But refreshingly, very few of these tales are a case of “patient wife indulges her silly husband.” The best moments of the book is when the two influence each other in the best and worst ways — singing along loudly to anime theme songs in the car, waking up early to watch children’s TV shows or embracing the joy of being lazy. It’s sweet and hilarious.

Moyoco renders scenes between “Rompers” and “Director-kun” in a loose, exaggerated style that suits the childlike world they inhabit. While it’s almost always just the two of them in these stories, Moyoco draws everyone else in a much more realistic fashion, further placing these two in their own world. It’s adorable.

The Vertical edition has extensive annotations about the references made in the book, and while I appreciate them, I didn’t mind not knowing about everything. Hideaki Anno’s essay about the book and Moyoco is sweet and heartfelt and makes the perfect cap to the end of the book. The only thing I question is including a short biography and filmography of Hideaki, putting the focus on him, when the book is much more about both of them.

And that’s ultimately what I take away of Insufficient Direction — it’s the story of a couple whose playful affection and obvious love for each other is a beautiful thing. I’m sure that Moyoco and Hideaki Anno’s relationship is not always easy (because no relationship is), but as presented, they’re so well suited to each other, it’s impossible to not find joy in getting to know them.

Copy of Insufficient Direction provided by Big Planet Comics.

Review: Alone Forever

aloneforeverAre you enjoying your Valentine’s Day or are you wishing you could just spend the whole thing in bed? Do you try to find a balance between ignoring the day entirely with your partner and the over-the-top show of chocolates, roses and Teddy bears?

Do you have no actual idea how you really feel about romance in general?
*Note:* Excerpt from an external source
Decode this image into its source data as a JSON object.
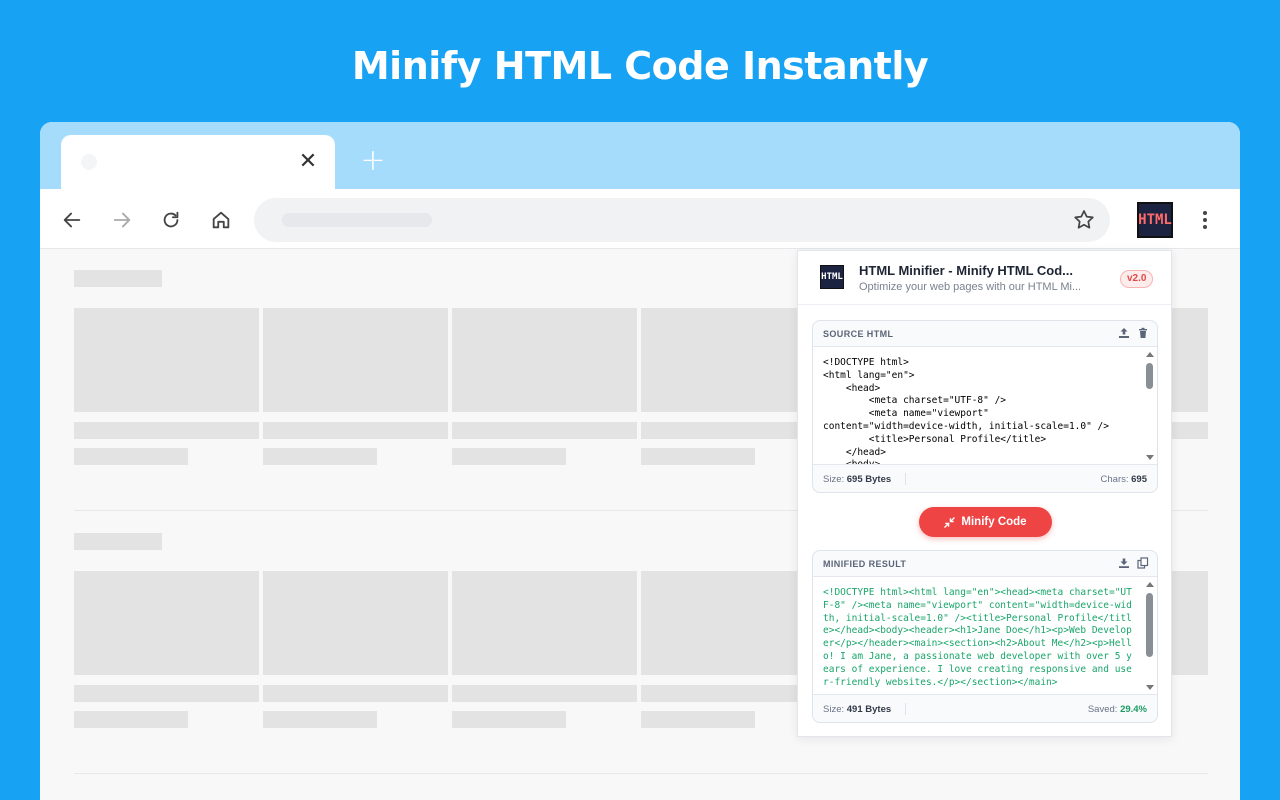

If you go back and forth about loving and hating the whole idea of being in a relationship, Liz Prince has you covered.

A collection of mostly humorous autobiographical comics, Alone Forever (Top Shelf, 2014), chronicles Prince’s adventures in love and lack thereof. She crushes on every boy with a beard she sees (there are many!) and cuddles with her cats. It’s a playful look at modern romance.

Prince never shies away from making herself look silly. Her detailed descriptions of outfits (usually including unwashed hoodies and band T-shirts) provide a certain self-awareness about why she’s unlucky in love. But she also shares the dates that go well and the dates that go just OK. It’s not just comics about feeling sorry for herself. Even in her darker moments, she keeps a sense of humor and in her brighter moments, her joy is clear. I love that it’s a refreshingly full picture of a life.

Since they’re autobiographical comics, a few feel do feel a bit tossed off and rough, as if it was just a quick attempt to get a moment down, diary-style. But Prince’s style is warm and friendly, and there’s a bold sweetness to the way she draws herself, her friends and her love interests. Prince feels like someone you know (or she may remind you a bit too much of yourself), and her comics feel like hanging out with a friend.

It’s maybe a bit slight but it’s a quick, fun book to read. Alone Forever is going to be what you need this Valentine’s Day, whatever your opinion of the holiday is. No matter your success in love, you’ll find a kindred spirit here.